— Brad Leithauser, The New York Review of Books
One of the world’s most unusual, skilled and visionary novelists.
— Jane Smiley
This translation completely supersedes the Katherine John translation from the Danish...Roughton also chose to preserve the literary device of changing from past to present tense at dramatic events—a device found in the sagas—that Laxness had featured but was lost in the John translation. It gives the narrative an added dimension, as if it was being delivered orally (as the Sagas were originally presented) rather than as a dispassionate history.

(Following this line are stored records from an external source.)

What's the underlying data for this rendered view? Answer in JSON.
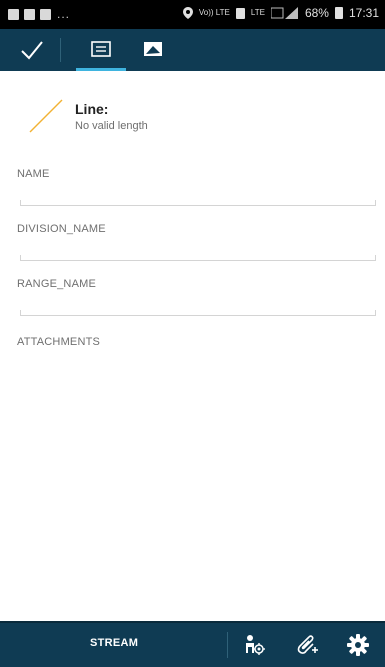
{
  "status_bar": {
    "left_dots": "...",
    "network_label_1": "Vo)) LTE",
    "network_label_2": "LTE",
    "battery": "68%",
    "time": "17:31"
  },
  "toolbar": {
    "active_tab": "form"
  },
  "feature": {
    "title": "Line:",
    "subtitle": "No valid length"
  },
  "fields": [
    {
      "label": "NAME",
      "value": ""
    },
    {
      "label": "DIVISION_NAME",
      "value": ""
    },
    {
      "label": "RANGE_NAME",
      "value": ""
    }
  ],
  "attachments_label": "ATTACHMENTS",
  "bottom_bar": {
    "stream_label": "STREAM"
  },
  "colors": {
    "bar_bg": "#0f3b53",
    "accent": "#3fb4df",
    "line_icon": "#f2b233"
  }
}
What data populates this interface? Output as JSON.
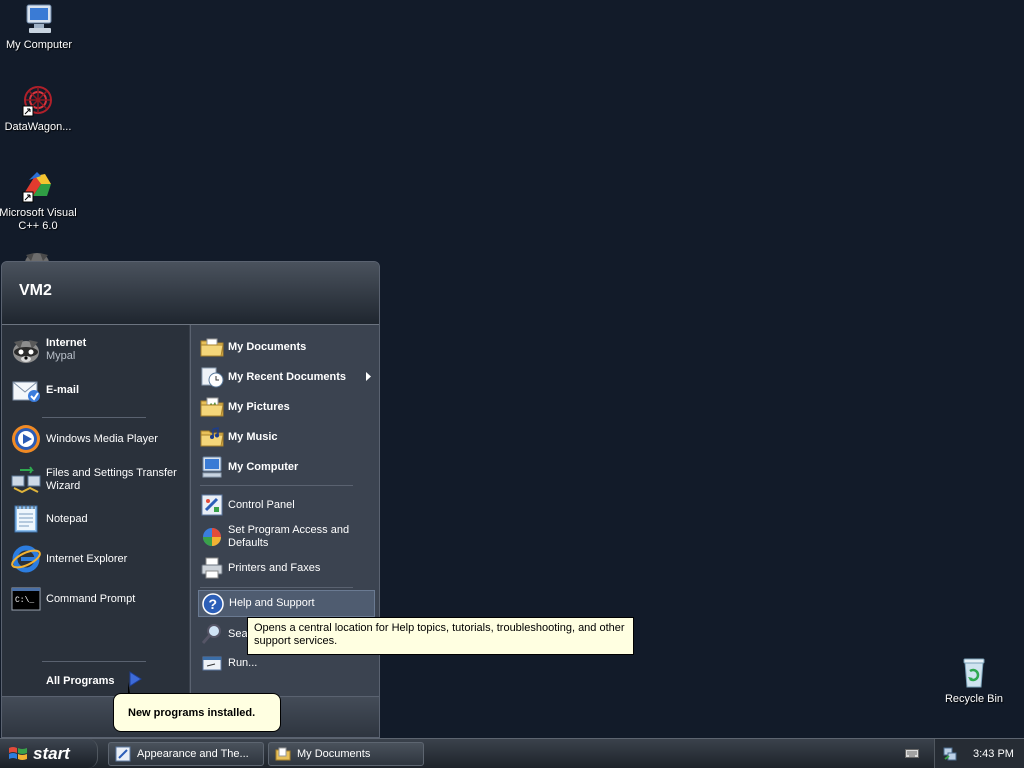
{
  "desktop": {
    "icons": [
      {
        "label": "My Computer",
        "icon": "my-computer-icon"
      },
      {
        "label": "DataWagon...",
        "icon": "datawagon-icon"
      },
      {
        "label": "Microsoft Visual C++ 6.0",
        "icon": "visual-cpp-icon"
      },
      {
        "label": "Recycle Bin",
        "icon": "recycle-bin-icon"
      }
    ]
  },
  "start_menu": {
    "user": "VM2",
    "pinned": [
      {
        "title": "Internet",
        "subtitle": "Mypal",
        "icon": "mypal-icon"
      },
      {
        "title": "E-mail",
        "icon": "email-icon"
      }
    ],
    "recent": [
      {
        "label": "Windows Media Player",
        "icon": "media-player-icon"
      },
      {
        "label": "Files and Settings Transfer Wizard",
        "icon": "transfer-wizard-icon"
      },
      {
        "label": "Notepad",
        "icon": "notepad-icon"
      },
      {
        "label": "Internet Explorer",
        "icon": "ie-icon"
      },
      {
        "label": "Command Prompt",
        "icon": "cmd-icon"
      }
    ],
    "all_programs": "All Programs",
    "places": [
      {
        "label": "My Documents",
        "icon": "folder-documents-icon"
      },
      {
        "label": "My Recent Documents",
        "icon": "recent-docs-icon"
      },
      {
        "label": "My Pictures",
        "icon": "folder-pictures-icon"
      },
      {
        "label": "My Music",
        "icon": "folder-music-icon"
      },
      {
        "label": "My Computer",
        "icon": "computer-icon"
      }
    ],
    "system": [
      {
        "label": "Control Panel",
        "icon": "control-panel-icon"
      },
      {
        "label": "Set Program Access and Defaults",
        "icon": "program-defaults-icon"
      },
      {
        "label": "Printers and Faxes",
        "icon": "printer-icon"
      }
    ],
    "help": {
      "label": "Help and Support",
      "icon": "help-icon"
    },
    "search": {
      "label": "Search",
      "visible_text": "Sear",
      "icon": "search-icon"
    },
    "run": {
      "label": "Run...",
      "icon": "run-icon"
    }
  },
  "tooltip": "Opens a central location for Help topics, tutorials, troubleshooting, and other support services.",
  "balloon": "New programs installed.",
  "taskbar": {
    "start_label": "start",
    "buttons": [
      {
        "label": "Appearance and The...",
        "icon": "control-panel-icon"
      },
      {
        "label": "My Documents",
        "icon": "folder-icon"
      }
    ],
    "clock": "3:43 PM"
  }
}
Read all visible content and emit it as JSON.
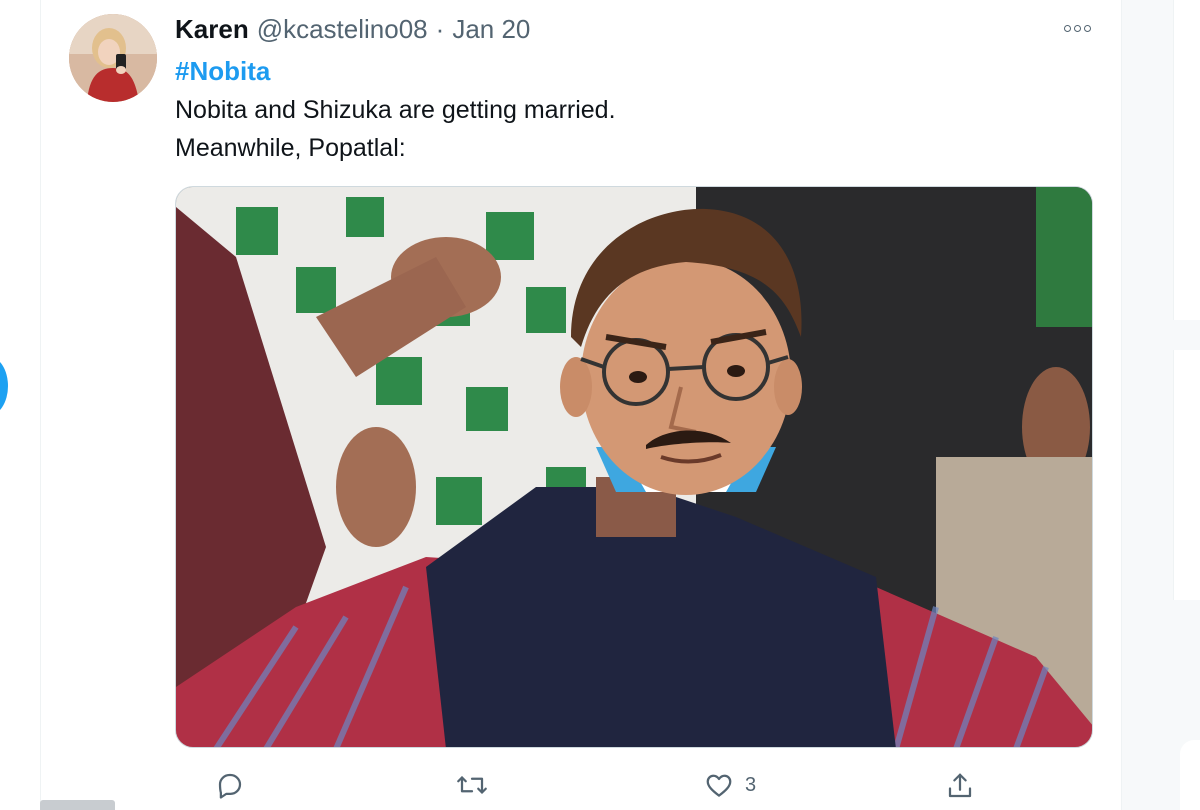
{
  "tweet": {
    "author_name": "Karen",
    "author_handle": "@kcastelino08",
    "separator": "·",
    "date": "Jan 20",
    "hashtag": "#Nobita",
    "text_line1": "Nobita and Shizuka are getting married.",
    "text_line2": "Meanwhile, Popatlal:",
    "media_description": "meme",
    "actions": {
      "reply_count": "",
      "retweet_count": "",
      "like_count": "3",
      "share_count": ""
    }
  },
  "colors": {
    "accent": "#1d9bf0",
    "text_primary": "#0f1419",
    "text_secondary": "#536471"
  },
  "icons": [
    "more-icon",
    "reply-icon",
    "retweet-icon",
    "like-icon",
    "share-icon"
  ]
}
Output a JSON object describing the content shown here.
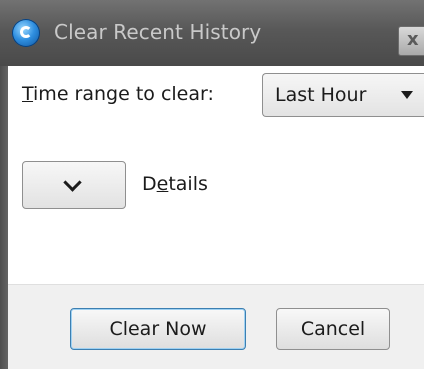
{
  "window": {
    "title": "Clear Recent History",
    "close_symbol": "x",
    "icon": "app-globe-icon"
  },
  "time_range": {
    "label_first_letter": "T",
    "label_rest": "ime range to clear:",
    "selected": "Last Hour"
  },
  "details": {
    "label_before": "D",
    "label_underlined": "e",
    "label_after": "tails",
    "expanded": false
  },
  "buttons": {
    "clear_now": "Clear Now",
    "cancel": "Cancel"
  },
  "colors": {
    "titlebar": "#585858",
    "content": "#ffffff",
    "footer": "#f0f0f0",
    "default_button_border": "#3c7fb1"
  }
}
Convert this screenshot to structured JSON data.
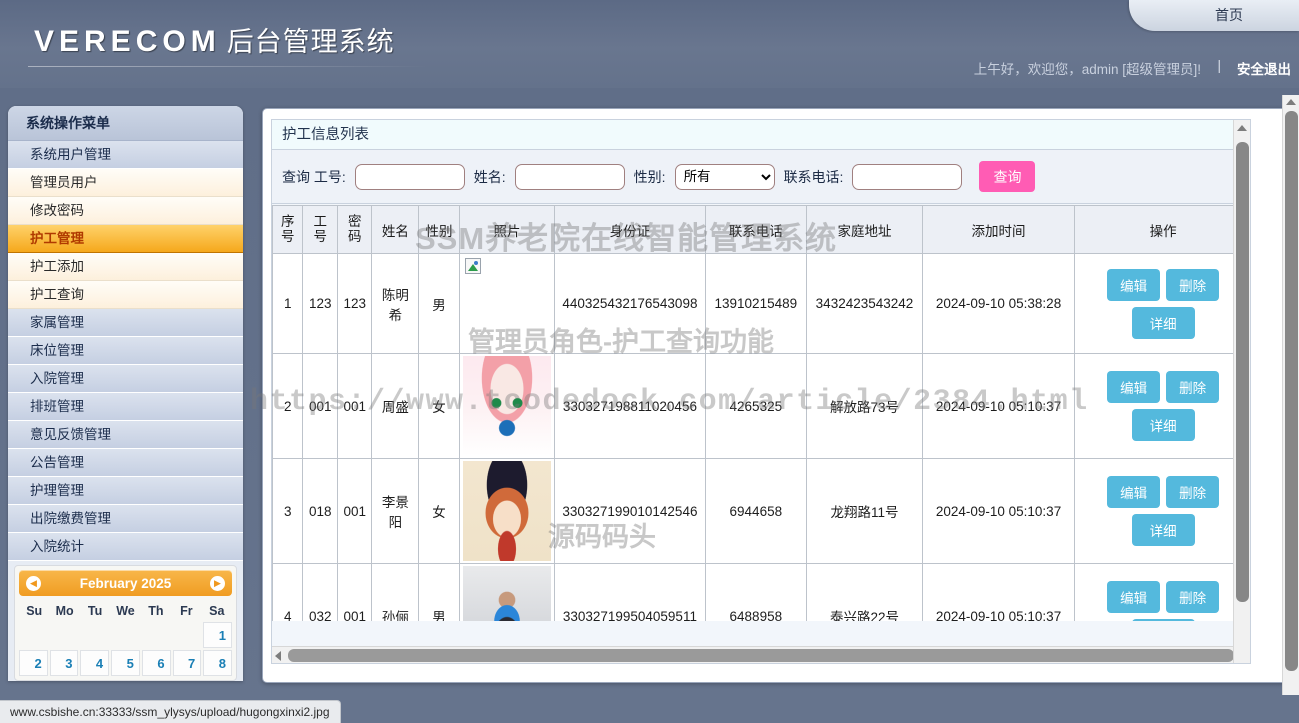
{
  "header": {
    "brand": "VERECOM",
    "brand_sub": "后台管理系统",
    "home_tab": "首页",
    "greeting": "上午好，欢迎您，admin [超级管理员]!",
    "separator": "|",
    "logout": "安全退出"
  },
  "sidebar": {
    "title": "系统操作菜单",
    "items": [
      {
        "label": "系统用户管理",
        "type": "group"
      },
      {
        "label": "管理员用户",
        "type": "sub"
      },
      {
        "label": "修改密码",
        "type": "sub"
      },
      {
        "label": "护工管理",
        "type": "active"
      },
      {
        "label": "护工添加",
        "type": "sub"
      },
      {
        "label": "护工查询",
        "type": "sub"
      },
      {
        "label": "家属管理",
        "type": "group"
      },
      {
        "label": "床位管理",
        "type": "group"
      },
      {
        "label": "入院管理",
        "type": "group"
      },
      {
        "label": "排班管理",
        "type": "group"
      },
      {
        "label": "意见反馈管理",
        "type": "group"
      },
      {
        "label": "公告管理",
        "type": "group"
      },
      {
        "label": "护理管理",
        "type": "group"
      },
      {
        "label": "出院缴费管理",
        "type": "group"
      },
      {
        "label": "入院统计",
        "type": "group"
      }
    ]
  },
  "calendar": {
    "month_label": "February 2025",
    "prev_icon": "chevron-left-icon",
    "next_icon": "chevron-right-icon",
    "dow": [
      "Su",
      "Mo",
      "Tu",
      "We",
      "Th",
      "Fr",
      "Sa"
    ],
    "lead_blanks": 6,
    "days": [
      1,
      2,
      3,
      4,
      5,
      6,
      7,
      8
    ]
  },
  "panel": {
    "title": "护工信息列表"
  },
  "search": {
    "label_id": "查询 工号:",
    "value_id": "",
    "label_name": "姓名:",
    "value_name": "",
    "label_gender": "性别:",
    "gender_selected": "所有",
    "gender_options": [
      "所有",
      "男",
      "女"
    ],
    "label_phone": "联系电话:",
    "value_phone": "",
    "button": "查询"
  },
  "table": {
    "columns": [
      "序 号",
      "工 号",
      "密 码",
      "姓名",
      "性别",
      "照片",
      "身份证",
      "联系电话",
      "家庭地址",
      "添加时间",
      "操作"
    ],
    "rows": [
      {
        "index": "1",
        "work_id": "123",
        "password": "123",
        "name": "陈明希",
        "gender": "男",
        "photo": "broken-image",
        "id_card": "440325432176543098",
        "phone": "13910215489",
        "address": "3432423543242",
        "created": "2024-09-10 05:38:28"
      },
      {
        "index": "2",
        "work_id": "001",
        "password": "001",
        "name": "周盛",
        "gender": "女",
        "photo": "anime-girl-pink-hair",
        "id_card": "330327198811020456",
        "phone": "4265325",
        "address": "解放路73号",
        "created": "2024-09-10 05:10:37"
      },
      {
        "index": "3",
        "work_id": "018",
        "password": "001",
        "name": "李景阳",
        "gender": "女",
        "photo": "anime-girl-hat",
        "id_card": "330327199010142546",
        "phone": "6944658",
        "address": "龙翔路11号",
        "created": "2024-09-10 05:10:37"
      },
      {
        "index": "4",
        "work_id": "032",
        "password": "001",
        "name": "孙俪",
        "gender": "男",
        "photo": "gym-man-photo",
        "id_card": "330327199504059511",
        "phone": "6488958",
        "address": "泰兴路22号",
        "created": "2024-09-10 05:10:37"
      }
    ],
    "actions": {
      "edit": "编辑",
      "delete": "删除",
      "detail": "详细"
    }
  },
  "watermarks": {
    "title": "SSM养老院在线智能管理系统",
    "role": "管理员角色-护工查询功能",
    "url": "https://www.tcodedock.com/article/2384.html",
    "source": "源码码头"
  },
  "statusbar": {
    "url": "www.csbishe.cn:33333/ssm_ylysys/upload/hugongxinxi2.jpg"
  },
  "colors": {
    "accent_orange": "#f5a81c",
    "search_pink": "#ff5cb4",
    "action_blue": "#54b9dd",
    "header_blue": "#64728b"
  }
}
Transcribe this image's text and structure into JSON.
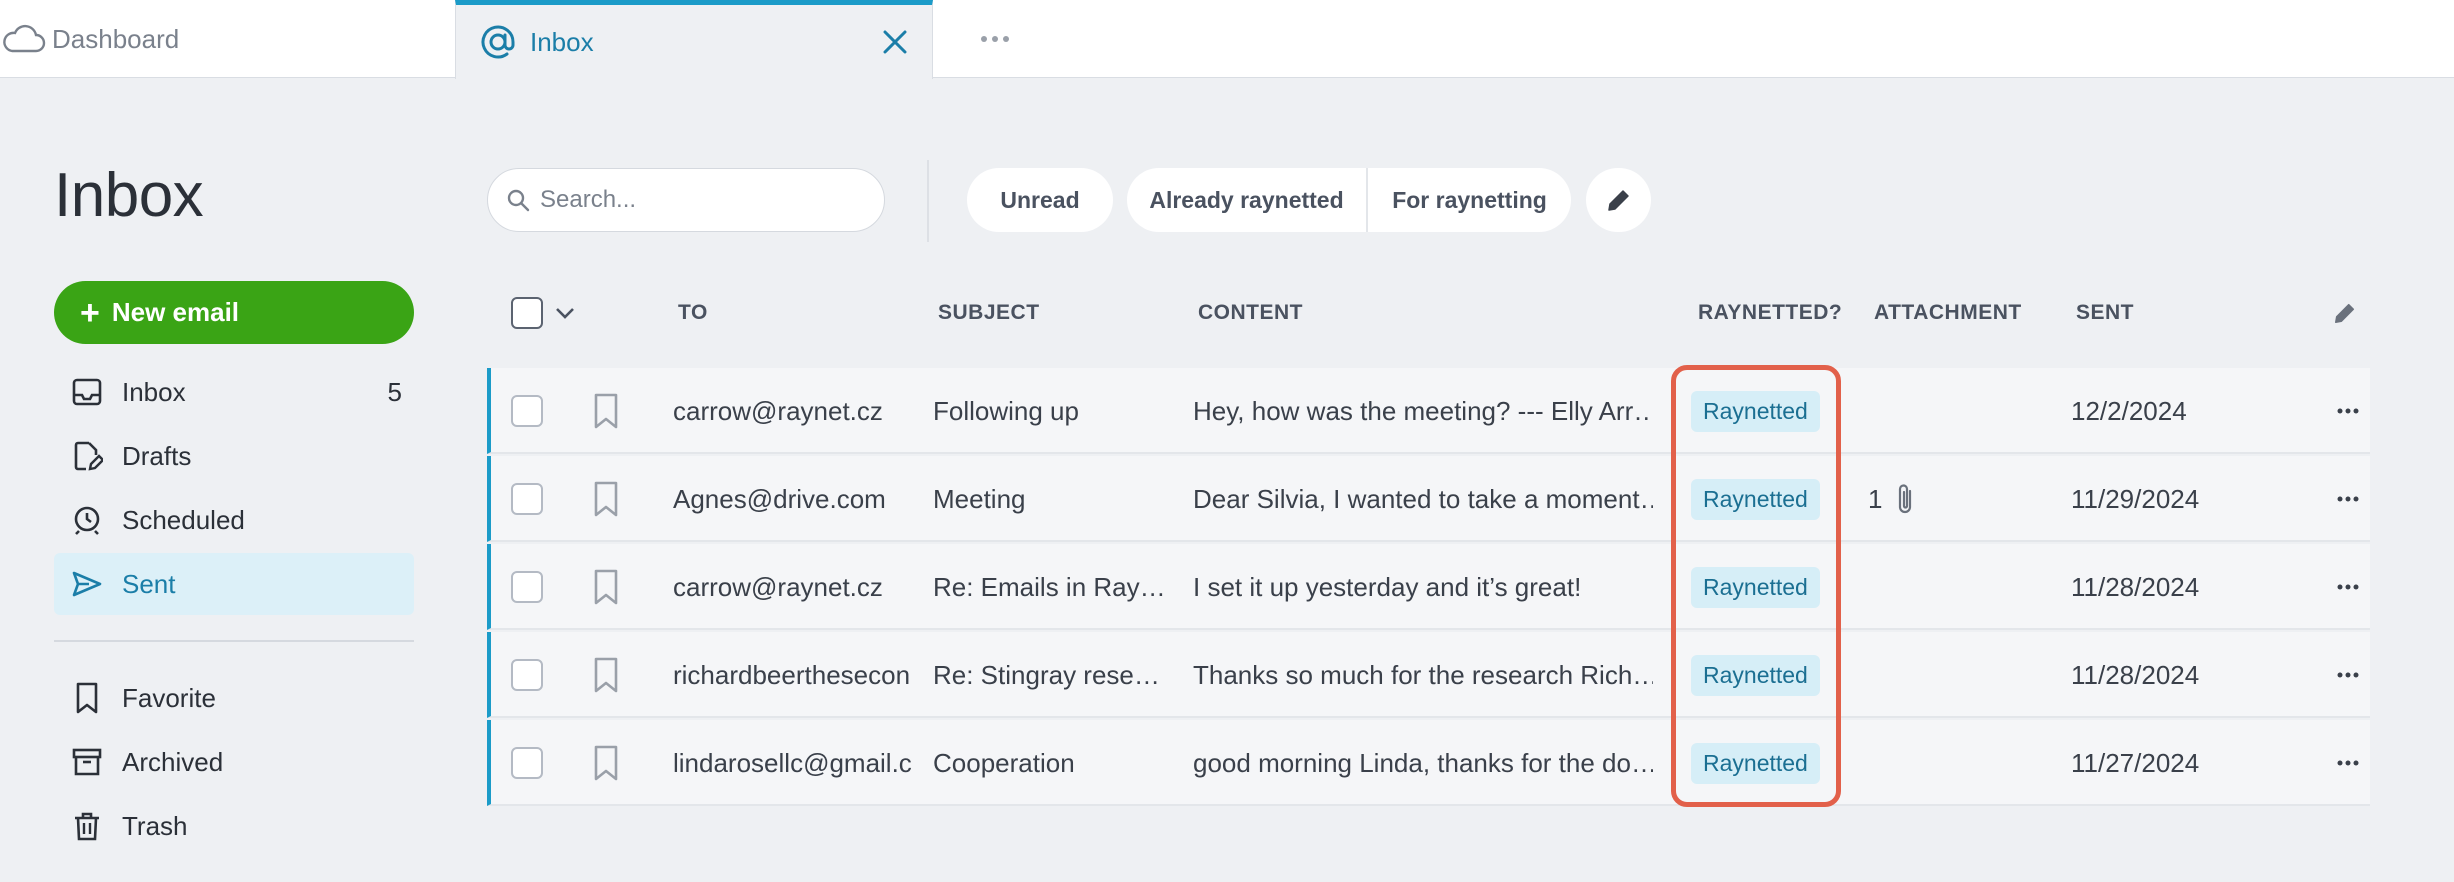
{
  "tabs": {
    "dashboard_label": "Dashboard",
    "inbox_label": "Inbox"
  },
  "page_title": "Inbox",
  "sidebar": {
    "new_email_label": "New email",
    "items": [
      {
        "label": "Inbox",
        "count": "5",
        "icon": "inbox-icon"
      },
      {
        "label": "Drafts",
        "icon": "drafts-icon"
      },
      {
        "label": "Scheduled",
        "icon": "scheduled-icon"
      },
      {
        "label": "Sent",
        "icon": "send-icon",
        "active": true
      },
      {
        "label": "Favorite",
        "icon": "bookmark-icon"
      },
      {
        "label": "Archived",
        "icon": "archive-icon"
      },
      {
        "label": "Trash",
        "icon": "trash-icon"
      }
    ]
  },
  "toolbar": {
    "search_placeholder": "Search...",
    "filter_unread": "Unread",
    "filter_already": "Already raynetted",
    "filter_for": "For raynetting"
  },
  "table": {
    "columns": [
      "TO",
      "SUBJECT",
      "CONTENT",
      "RAYNETTED?",
      "ATTACHMENT",
      "SENT"
    ],
    "rows": [
      {
        "to": "carrow@raynet.cz",
        "subject": "Following up",
        "content": "Hey, how was the meeting? --- Elly Arr…",
        "raynetted": "Raynetted",
        "attachment": "",
        "sent": "12/2/2024"
      },
      {
        "to": "Agnes@drive.com",
        "subject": "Meeting",
        "content": "Dear Silvia, I wanted to take a moment…",
        "raynetted": "Raynetted",
        "attachment": "1",
        "sent": "11/29/2024"
      },
      {
        "to": "carrow@raynet.cz",
        "subject": "Re: Emails in Ray…",
        "content": "I set it up yesterday and it’s great!",
        "raynetted": "Raynetted",
        "attachment": "",
        "sent": "11/28/2024"
      },
      {
        "to": "richardbeerthesecon",
        "subject": "Re: Stingray rese…",
        "content": "Thanks so much for the research Rich…",
        "raynetted": "Raynetted",
        "attachment": "",
        "sent": "11/28/2024"
      },
      {
        "to": "lindarosellc@gmail.c",
        "subject": "Cooperation",
        "content": "good morning Linda, thanks for the do…",
        "raynetted": "Raynetted",
        "attachment": "",
        "sent": "11/27/2024"
      }
    ]
  },
  "colors": {
    "accent": "#1b9bc8",
    "new_email_green": "#3aa415",
    "highlight_red": "#e2604a",
    "badge_bg": "#d6eef7"
  }
}
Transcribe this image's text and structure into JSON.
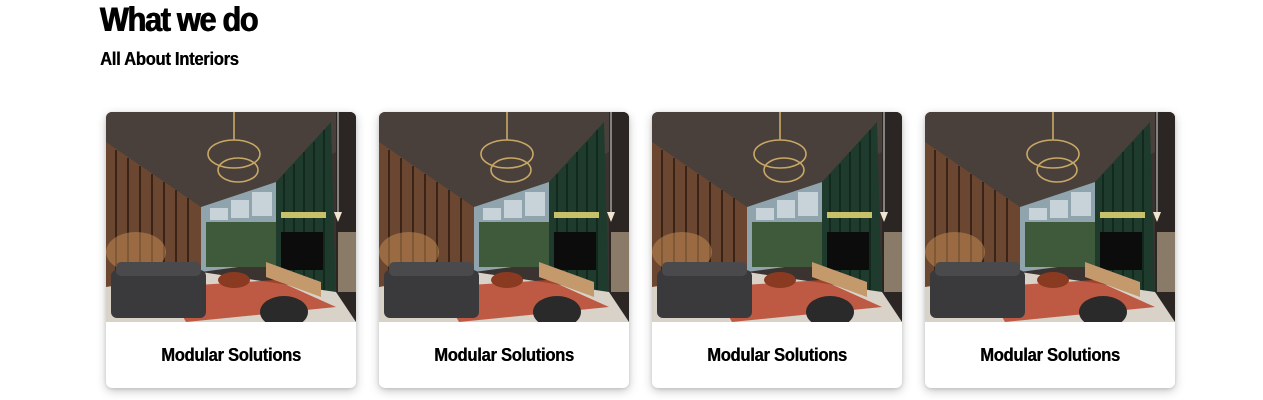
{
  "section": {
    "title": "What we do",
    "subtitle": "All About Interiors"
  },
  "cards": [
    {
      "label": "Modular Solutions",
      "image": "living-room-interior-photo"
    },
    {
      "label": "Modular Solutions",
      "image": "living-room-interior-photo"
    },
    {
      "label": "Modular Solutions",
      "image": "living-room-interior-photo"
    },
    {
      "label": "Modular Solutions",
      "image": "living-room-interior-photo"
    }
  ]
}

While reading it in the new translation, I also got a better sense of the sarcastic veneer that Laxness gave to the story...Roughton also supplies the reader with helpful end-notes about some of the more obscure points in the story.
— Laxness in Translation
Laxness is a poet who writes at the edge of the pages, a visionary who allows us a plot: He takes a Tolstoyan overview, he weaves in a Waugh-like humor: it is not possible to be unimpressed.
— Daily Telegraph
Enduring... no matter which decade you happen to be reading in.
— Bits & Books
The novel’s timeless themes – the egotistical cruelty inherent in so-called heroic ideals, the dangers of violent, unloving masculinity, and the willingness of Church and Establishment to make cynical use of such “wayward heroes”, are still worth reiterating... [in] Philip Roughton’s accomplished translation.
— Carolyne Larrington, The Times Literary Supplement
An impressive translation of eleventh-century diction steeped with kennings, Wayward Heroes is a journey in its own right.
— K.T. Billey, Harvard Review
Excellent translation by Philip Houghton of Halldor Laxness' epic. This retells two sagas and related tales from medieval Iceland in a revisionist and dour manner that fits into this author's long career of taking down various idols. Appearing perhaps as he began, finally, to doubt his Stalinism, it embeds critiques of blind loyalty to vicious deeds and murderous exploits. The Catholic Church and the feudal codes get the brunt of the attack, but its ideological resonance suits the last century well for him and his audience. That will expand with this long-awaited edition, and for all its doom-laden pages, it demands thought and attention. Gloomy like its landscape, but a corrective to certain "Vikings" pop-culture representations recently widely praised. One of Laxness' best novels.
— New York Journal of Books